Because you're opening the .chm file from a remote location, it is subject to some anti-hacker security restrictions that Microsoft introduced a few years ago. You can read more about these in the following article, which also describes how to work around the restrictions.
In this case, you're downloading the .chm file from a Web site, so the restrictions and workarounds described in the following Microsoft article probably apply.
"You cannot open HTML Help files from Internet Explorer after you install security update 896358 or Windows Server 2003 Service Pack 1"
The free HHReg utility available from the address below provides a nice user interface for making the registry changes described in Peter Grainge's article.
Thank you for the feedback and the links to the articles. I was not aware of this security restriction because I usually do develop WebHelp. I seriously doubt this company will want to use the workarounds.

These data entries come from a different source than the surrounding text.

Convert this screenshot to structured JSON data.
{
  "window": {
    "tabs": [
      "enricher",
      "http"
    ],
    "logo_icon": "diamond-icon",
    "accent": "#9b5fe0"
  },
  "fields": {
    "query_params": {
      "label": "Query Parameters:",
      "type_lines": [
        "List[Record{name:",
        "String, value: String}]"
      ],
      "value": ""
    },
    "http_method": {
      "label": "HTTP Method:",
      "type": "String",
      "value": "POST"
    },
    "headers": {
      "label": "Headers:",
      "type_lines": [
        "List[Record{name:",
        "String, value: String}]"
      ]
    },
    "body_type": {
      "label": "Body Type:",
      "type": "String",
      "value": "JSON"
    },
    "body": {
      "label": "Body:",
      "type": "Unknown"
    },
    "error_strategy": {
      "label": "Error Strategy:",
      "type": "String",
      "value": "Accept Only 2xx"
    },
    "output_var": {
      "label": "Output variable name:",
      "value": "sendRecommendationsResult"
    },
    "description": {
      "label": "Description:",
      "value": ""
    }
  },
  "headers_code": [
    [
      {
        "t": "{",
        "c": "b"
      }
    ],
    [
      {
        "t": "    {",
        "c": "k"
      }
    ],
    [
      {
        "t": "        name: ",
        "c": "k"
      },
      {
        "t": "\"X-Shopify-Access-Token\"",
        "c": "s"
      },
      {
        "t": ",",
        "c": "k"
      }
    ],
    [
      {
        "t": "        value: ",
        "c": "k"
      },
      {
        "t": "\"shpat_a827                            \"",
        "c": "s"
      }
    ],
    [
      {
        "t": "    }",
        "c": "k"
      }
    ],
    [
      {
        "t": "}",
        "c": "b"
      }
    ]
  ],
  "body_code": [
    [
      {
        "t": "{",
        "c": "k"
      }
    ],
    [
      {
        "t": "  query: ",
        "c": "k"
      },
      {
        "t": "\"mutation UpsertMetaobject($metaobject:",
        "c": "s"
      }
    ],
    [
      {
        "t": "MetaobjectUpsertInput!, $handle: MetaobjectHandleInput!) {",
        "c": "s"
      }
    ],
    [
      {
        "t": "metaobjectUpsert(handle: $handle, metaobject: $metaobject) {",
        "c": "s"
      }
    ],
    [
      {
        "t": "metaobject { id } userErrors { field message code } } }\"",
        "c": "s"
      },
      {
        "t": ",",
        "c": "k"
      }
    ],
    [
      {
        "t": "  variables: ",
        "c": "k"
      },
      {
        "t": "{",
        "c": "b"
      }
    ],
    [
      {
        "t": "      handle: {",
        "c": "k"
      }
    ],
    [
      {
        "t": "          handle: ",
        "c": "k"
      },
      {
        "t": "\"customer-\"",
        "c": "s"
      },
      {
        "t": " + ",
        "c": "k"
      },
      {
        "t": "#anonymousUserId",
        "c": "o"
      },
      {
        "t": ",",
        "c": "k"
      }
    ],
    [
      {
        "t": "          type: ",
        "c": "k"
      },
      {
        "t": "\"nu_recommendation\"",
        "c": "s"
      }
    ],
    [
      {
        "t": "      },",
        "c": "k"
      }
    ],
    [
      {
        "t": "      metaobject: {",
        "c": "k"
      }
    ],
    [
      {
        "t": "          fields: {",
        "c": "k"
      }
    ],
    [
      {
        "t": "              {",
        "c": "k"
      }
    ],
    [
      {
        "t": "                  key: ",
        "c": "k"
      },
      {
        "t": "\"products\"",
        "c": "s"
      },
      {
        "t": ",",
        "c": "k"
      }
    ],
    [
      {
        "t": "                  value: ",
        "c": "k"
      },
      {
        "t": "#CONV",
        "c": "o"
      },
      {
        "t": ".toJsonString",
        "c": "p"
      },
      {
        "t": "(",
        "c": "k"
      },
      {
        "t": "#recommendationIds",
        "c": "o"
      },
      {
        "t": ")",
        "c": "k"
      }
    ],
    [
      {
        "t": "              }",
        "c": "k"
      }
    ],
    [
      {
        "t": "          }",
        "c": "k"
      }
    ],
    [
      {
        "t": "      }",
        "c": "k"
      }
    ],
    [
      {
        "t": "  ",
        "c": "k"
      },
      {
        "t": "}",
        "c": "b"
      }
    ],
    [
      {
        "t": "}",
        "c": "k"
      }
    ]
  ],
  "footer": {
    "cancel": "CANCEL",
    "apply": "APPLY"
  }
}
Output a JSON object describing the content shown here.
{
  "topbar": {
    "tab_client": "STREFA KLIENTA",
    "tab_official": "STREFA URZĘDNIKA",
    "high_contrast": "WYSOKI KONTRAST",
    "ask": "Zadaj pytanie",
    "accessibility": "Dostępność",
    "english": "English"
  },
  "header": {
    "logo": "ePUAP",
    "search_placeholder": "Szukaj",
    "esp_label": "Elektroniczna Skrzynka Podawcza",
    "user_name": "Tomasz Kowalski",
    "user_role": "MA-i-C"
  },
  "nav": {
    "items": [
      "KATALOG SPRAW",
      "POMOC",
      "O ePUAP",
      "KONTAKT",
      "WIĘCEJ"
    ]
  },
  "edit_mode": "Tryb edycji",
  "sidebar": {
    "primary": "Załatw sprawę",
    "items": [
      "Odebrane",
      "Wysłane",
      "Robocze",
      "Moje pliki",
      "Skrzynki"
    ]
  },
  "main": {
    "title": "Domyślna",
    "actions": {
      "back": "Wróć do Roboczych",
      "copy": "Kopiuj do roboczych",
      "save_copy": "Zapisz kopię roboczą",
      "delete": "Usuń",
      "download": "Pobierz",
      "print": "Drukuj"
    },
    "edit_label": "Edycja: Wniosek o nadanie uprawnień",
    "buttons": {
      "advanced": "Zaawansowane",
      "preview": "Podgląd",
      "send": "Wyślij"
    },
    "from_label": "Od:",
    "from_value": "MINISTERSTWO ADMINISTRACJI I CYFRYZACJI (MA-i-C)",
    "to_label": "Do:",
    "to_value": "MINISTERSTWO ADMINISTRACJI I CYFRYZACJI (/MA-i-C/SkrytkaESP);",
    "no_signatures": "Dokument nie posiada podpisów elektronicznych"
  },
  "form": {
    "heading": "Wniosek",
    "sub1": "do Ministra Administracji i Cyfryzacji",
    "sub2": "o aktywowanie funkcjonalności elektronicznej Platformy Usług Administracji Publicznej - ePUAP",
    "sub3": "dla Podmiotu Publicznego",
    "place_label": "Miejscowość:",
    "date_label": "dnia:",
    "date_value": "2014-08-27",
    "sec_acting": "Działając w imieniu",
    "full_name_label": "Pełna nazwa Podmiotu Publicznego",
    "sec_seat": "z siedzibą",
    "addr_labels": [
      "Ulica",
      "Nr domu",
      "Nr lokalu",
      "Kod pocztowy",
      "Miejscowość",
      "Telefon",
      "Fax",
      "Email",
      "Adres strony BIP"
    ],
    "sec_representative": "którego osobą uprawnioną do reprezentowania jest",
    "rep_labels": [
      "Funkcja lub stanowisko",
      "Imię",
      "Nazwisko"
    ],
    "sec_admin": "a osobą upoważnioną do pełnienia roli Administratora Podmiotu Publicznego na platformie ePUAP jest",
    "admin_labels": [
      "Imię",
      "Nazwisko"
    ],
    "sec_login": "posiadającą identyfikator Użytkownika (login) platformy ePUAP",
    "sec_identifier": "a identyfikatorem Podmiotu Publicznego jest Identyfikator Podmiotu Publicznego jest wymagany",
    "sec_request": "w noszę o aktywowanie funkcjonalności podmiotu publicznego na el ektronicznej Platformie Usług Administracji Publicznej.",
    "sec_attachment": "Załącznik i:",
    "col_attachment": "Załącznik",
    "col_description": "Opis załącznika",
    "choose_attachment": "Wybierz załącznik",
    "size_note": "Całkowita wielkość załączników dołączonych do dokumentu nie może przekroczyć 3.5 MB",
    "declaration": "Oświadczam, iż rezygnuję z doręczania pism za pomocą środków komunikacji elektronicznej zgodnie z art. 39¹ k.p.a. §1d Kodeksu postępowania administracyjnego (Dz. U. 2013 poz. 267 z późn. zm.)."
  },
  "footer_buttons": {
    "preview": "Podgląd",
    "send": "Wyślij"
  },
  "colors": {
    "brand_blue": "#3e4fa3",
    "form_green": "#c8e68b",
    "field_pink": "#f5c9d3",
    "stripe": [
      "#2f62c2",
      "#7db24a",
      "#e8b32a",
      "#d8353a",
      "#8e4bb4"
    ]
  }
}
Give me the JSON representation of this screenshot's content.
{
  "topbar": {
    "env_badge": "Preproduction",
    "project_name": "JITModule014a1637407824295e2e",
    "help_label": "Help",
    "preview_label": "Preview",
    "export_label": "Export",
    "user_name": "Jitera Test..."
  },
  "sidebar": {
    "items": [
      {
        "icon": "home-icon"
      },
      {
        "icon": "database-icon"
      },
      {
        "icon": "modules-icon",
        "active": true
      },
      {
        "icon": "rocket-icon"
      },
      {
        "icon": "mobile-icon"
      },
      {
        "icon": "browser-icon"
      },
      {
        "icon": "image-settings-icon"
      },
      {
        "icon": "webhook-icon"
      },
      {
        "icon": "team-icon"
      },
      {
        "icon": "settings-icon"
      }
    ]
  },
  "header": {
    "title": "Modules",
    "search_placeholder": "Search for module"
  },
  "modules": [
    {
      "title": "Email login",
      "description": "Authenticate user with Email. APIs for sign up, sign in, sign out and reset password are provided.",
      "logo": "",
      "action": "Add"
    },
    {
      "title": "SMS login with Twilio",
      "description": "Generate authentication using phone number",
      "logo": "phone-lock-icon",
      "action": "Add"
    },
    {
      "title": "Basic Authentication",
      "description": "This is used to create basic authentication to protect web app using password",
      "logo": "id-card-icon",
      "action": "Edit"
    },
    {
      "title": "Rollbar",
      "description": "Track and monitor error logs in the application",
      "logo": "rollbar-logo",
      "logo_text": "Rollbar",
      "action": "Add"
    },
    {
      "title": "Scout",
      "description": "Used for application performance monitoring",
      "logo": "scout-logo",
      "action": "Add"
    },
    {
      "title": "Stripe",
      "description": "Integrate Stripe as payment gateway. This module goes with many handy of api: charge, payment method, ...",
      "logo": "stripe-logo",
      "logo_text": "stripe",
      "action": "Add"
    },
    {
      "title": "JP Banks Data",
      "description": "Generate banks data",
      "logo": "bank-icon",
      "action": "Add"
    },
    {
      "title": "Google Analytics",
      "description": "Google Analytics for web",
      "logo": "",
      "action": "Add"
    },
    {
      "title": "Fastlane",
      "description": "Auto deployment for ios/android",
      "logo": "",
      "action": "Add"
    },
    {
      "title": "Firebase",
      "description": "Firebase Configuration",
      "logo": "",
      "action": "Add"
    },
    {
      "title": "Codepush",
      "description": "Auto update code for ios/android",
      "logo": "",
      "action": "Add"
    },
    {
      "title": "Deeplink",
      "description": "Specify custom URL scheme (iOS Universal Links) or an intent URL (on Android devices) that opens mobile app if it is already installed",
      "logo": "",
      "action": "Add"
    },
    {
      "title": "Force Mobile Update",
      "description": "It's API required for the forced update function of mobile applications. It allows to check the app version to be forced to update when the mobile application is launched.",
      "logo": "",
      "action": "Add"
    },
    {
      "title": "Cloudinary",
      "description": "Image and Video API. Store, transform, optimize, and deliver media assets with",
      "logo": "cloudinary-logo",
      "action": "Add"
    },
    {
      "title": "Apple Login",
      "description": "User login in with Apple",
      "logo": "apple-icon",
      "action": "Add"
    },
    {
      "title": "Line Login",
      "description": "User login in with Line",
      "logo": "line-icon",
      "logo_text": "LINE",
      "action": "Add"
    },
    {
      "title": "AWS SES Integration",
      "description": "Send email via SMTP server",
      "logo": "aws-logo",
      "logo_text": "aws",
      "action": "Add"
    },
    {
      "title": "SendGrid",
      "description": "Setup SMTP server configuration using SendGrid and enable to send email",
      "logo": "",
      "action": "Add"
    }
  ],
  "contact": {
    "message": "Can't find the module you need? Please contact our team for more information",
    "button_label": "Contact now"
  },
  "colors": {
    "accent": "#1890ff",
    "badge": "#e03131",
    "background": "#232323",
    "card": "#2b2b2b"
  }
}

I can generate WebHelp easily enough, but how do I put a whole folder of WebHelp files-accessible from one link on a SharePoint web site? It usually has you download single files. How do other poeple do this?
Thank you again,
I think you'll have to talk to your Sharepoint administrator about this one. Perhaps he'd allow you access to copy all the WebHelp output files manually to a sharepoint directory and then add the link to the default HTM page via Sharepoint. Either that or publish your webhelp to a non-Sharepoint location and then link to it.
I explained how to publish to SharePoint here: null
If your online help authoring tool has a publish feature where you can specify the file directory publish settings, it's a lot easier. (For example, Flare has a publish feature that allows you to click a button and automatically upload the webhelp files to a remote file directory location, without even logging into SharePoint.)
Having raved about SharePoint before, I'm now hesitant to recommend it as a publishing platform. The anonymous access thing can go haywire, and the site uptime seems to fluctuate like a roller-coaster.
And here's the most annoying feature of SharePoint so far: large flash files won't play. So if you have anything over 20 megs, forget it. SharePoint won't load it. I'm not sure why.
I know this question was asked years ago but still worth providing the solution...I had the same problem and we discovered that it was a windows security issue. When downloading a chm file from SharePoint windows security assigns the chm file a ‘blocked’ status. This status can be overridden by clicking ‘Unblock’ on the General tab.
To fix this issue on each computer, the SharePoint site must be added as a trusted site in windows security settings.